The dissident playwright was an unlikely hero of his nation’s 1989 “Velvet Revolution” after four decades of suffocating repression.

He was his country’s first democratically elected president, leading it through the early challenges of democracy.

He wrote over 20 plays and numerous non-fiction works, translated internationally and received the US Presidential Medal of Freedom among other awards worldwide. A lover of jazz, he once asked Frank Zappa to be his Minister of Culture, which the US did not allow).

At the time of his death he was Chairman of the New York-based Human Rights Foundation.

Beginning in the 1960s, his work turned to focus on the politics of Czechoslovakia. After the Prague Spring, he became increasingly active. In 1977, his involvement with the human rights manifesto Charter 77 brought him international fame as the leader of the opposition in Czechoslovakia; it also led to his imprisonment. The 1989 Velvet Revolution launched Havel into the presidency. In this role, he led Czechoslovakia and later the Czech Republic to multi-party democracy. His thirteen years in office saw radical change in his nation, including its split with Slovakia, which Havel opposed, its accession into NATO and start of the negotiations for membership in the European Union, which was attained in 2004.

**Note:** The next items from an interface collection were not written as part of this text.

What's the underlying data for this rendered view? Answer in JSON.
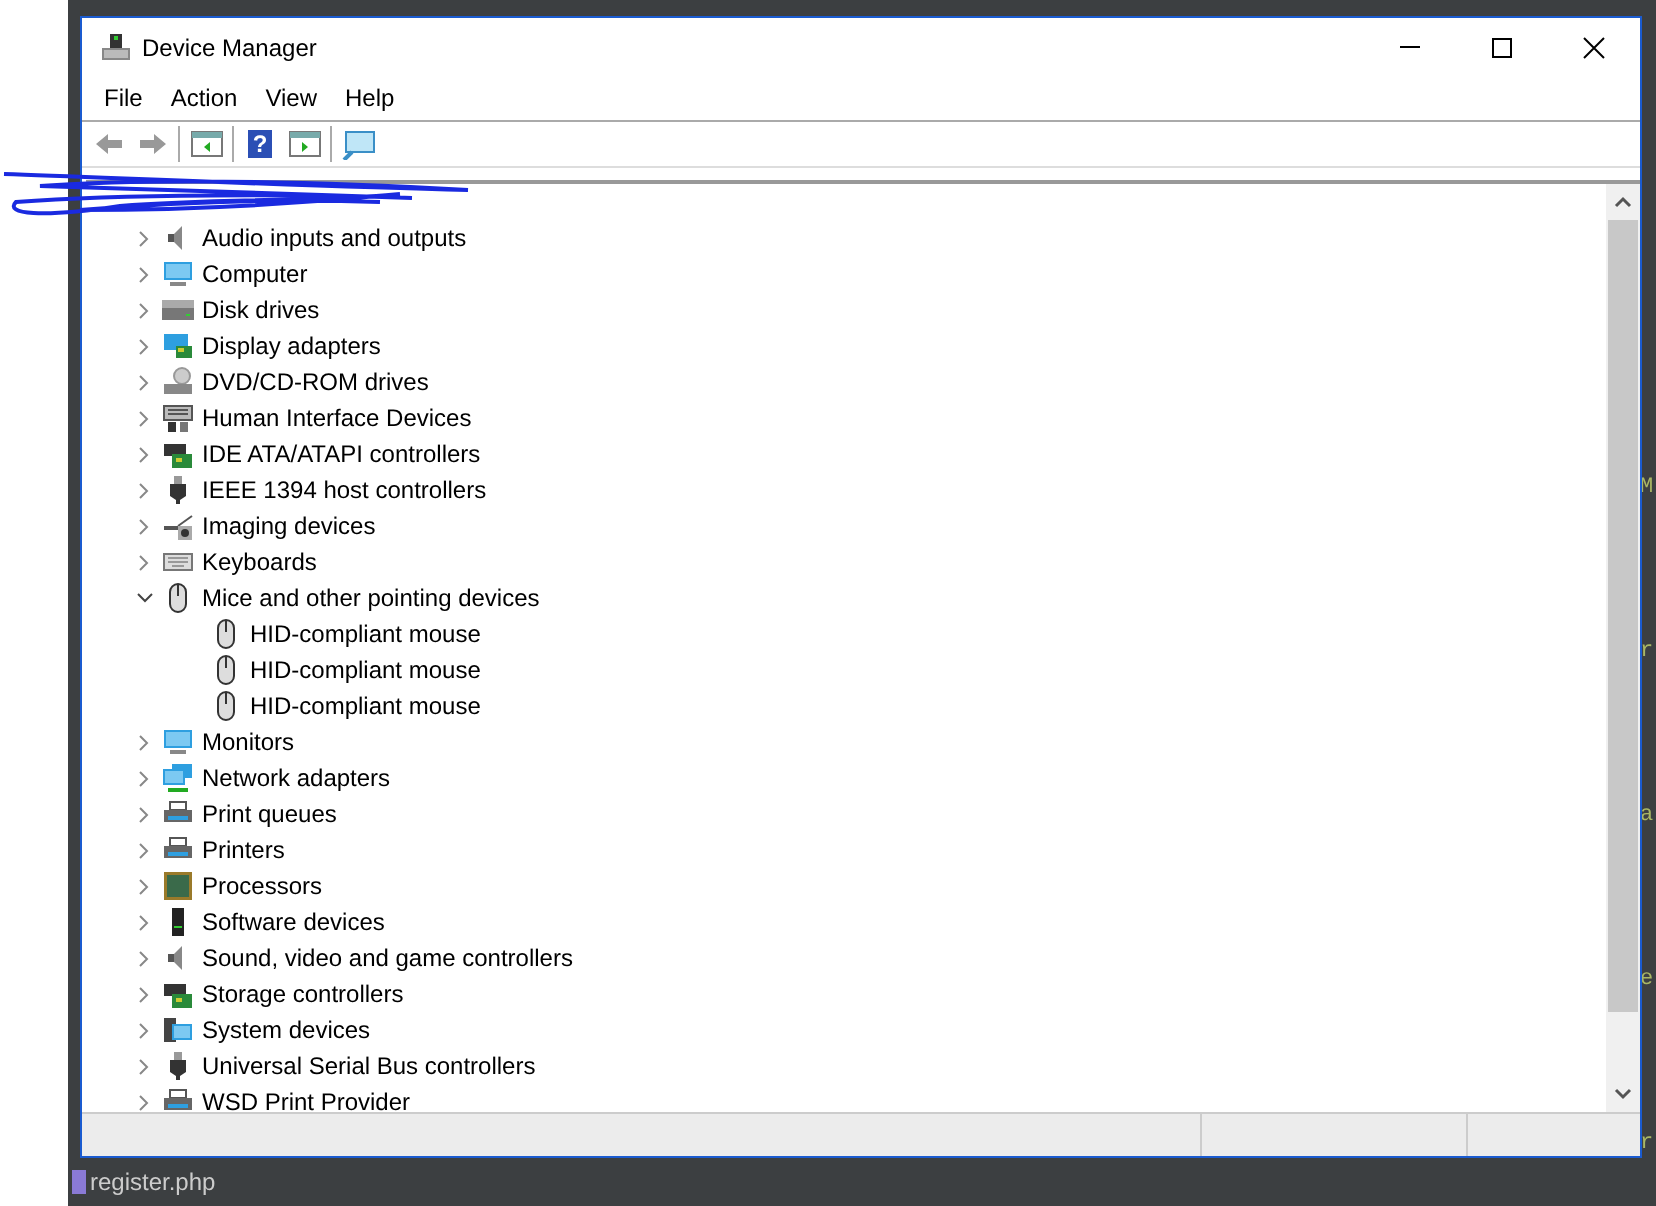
{
  "ide_file_tab": "register.php",
  "ide_code_fragments": [
    "M",
    "r",
    "a",
    "e",
    "r"
  ],
  "window": {
    "title": "Device Manager"
  },
  "menu": [
    "File",
    "Action",
    "View",
    "Help"
  ],
  "toolbar": [
    {
      "kind": "back",
      "disabled": true
    },
    {
      "kind": "forward",
      "disabled": true
    },
    {
      "kind": "separator"
    },
    {
      "kind": "tree"
    },
    {
      "kind": "separator"
    },
    {
      "kind": "help",
      "glyph": "?"
    },
    {
      "kind": "panel"
    },
    {
      "kind": "separator"
    },
    {
      "kind": "scan"
    }
  ],
  "tree": [
    {
      "label": "Audio inputs and outputs",
      "kind": "speaker",
      "expanded": false
    },
    {
      "label": "Computer",
      "kind": "monitor",
      "expanded": false
    },
    {
      "label": "Disk drives",
      "kind": "drive",
      "expanded": false
    },
    {
      "label": "Display adapters",
      "kind": "display",
      "expanded": false
    },
    {
      "label": "DVD/CD-ROM drives",
      "kind": "disc",
      "expanded": false
    },
    {
      "label": "Human Interface Devices",
      "kind": "hid",
      "expanded": false
    },
    {
      "label": "IDE ATA/ATAPI controllers",
      "kind": "card",
      "expanded": false
    },
    {
      "label": "IEEE 1394 host controllers",
      "kind": "plug",
      "expanded": false
    },
    {
      "label": "Imaging devices",
      "kind": "camera",
      "expanded": false
    },
    {
      "label": "Keyboards",
      "kind": "keyboard",
      "expanded": false
    },
    {
      "label": "Mice and other pointing devices",
      "kind": "mouse",
      "expanded": true,
      "children": [
        {
          "label": "HID-compliant mouse",
          "kind": "mouse"
        },
        {
          "label": "HID-compliant mouse",
          "kind": "mouse"
        },
        {
          "label": "HID-compliant mouse",
          "kind": "mouse"
        }
      ]
    },
    {
      "label": "Monitors",
      "kind": "monitor",
      "expanded": false
    },
    {
      "label": "Network adapters",
      "kind": "network",
      "expanded": false
    },
    {
      "label": "Print queues",
      "kind": "printer",
      "expanded": false
    },
    {
      "label": "Printers",
      "kind": "printer",
      "expanded": false
    },
    {
      "label": "Processors",
      "kind": "chip",
      "expanded": false
    },
    {
      "label": "Software devices",
      "kind": "tower",
      "expanded": false
    },
    {
      "label": "Sound, video and game controllers",
      "kind": "speaker",
      "expanded": false
    },
    {
      "label": "Storage controllers",
      "kind": "card",
      "expanded": false
    },
    {
      "label": "System devices",
      "kind": "system",
      "expanded": false
    },
    {
      "label": "Universal Serial Bus controllers",
      "kind": "plug",
      "expanded": false
    },
    {
      "label": "WSD Print Provider",
      "kind": "printer",
      "expanded": false
    }
  ]
}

(WATCH the video below or read the tribute from AP via USA Today)

Photo by Martin Kozk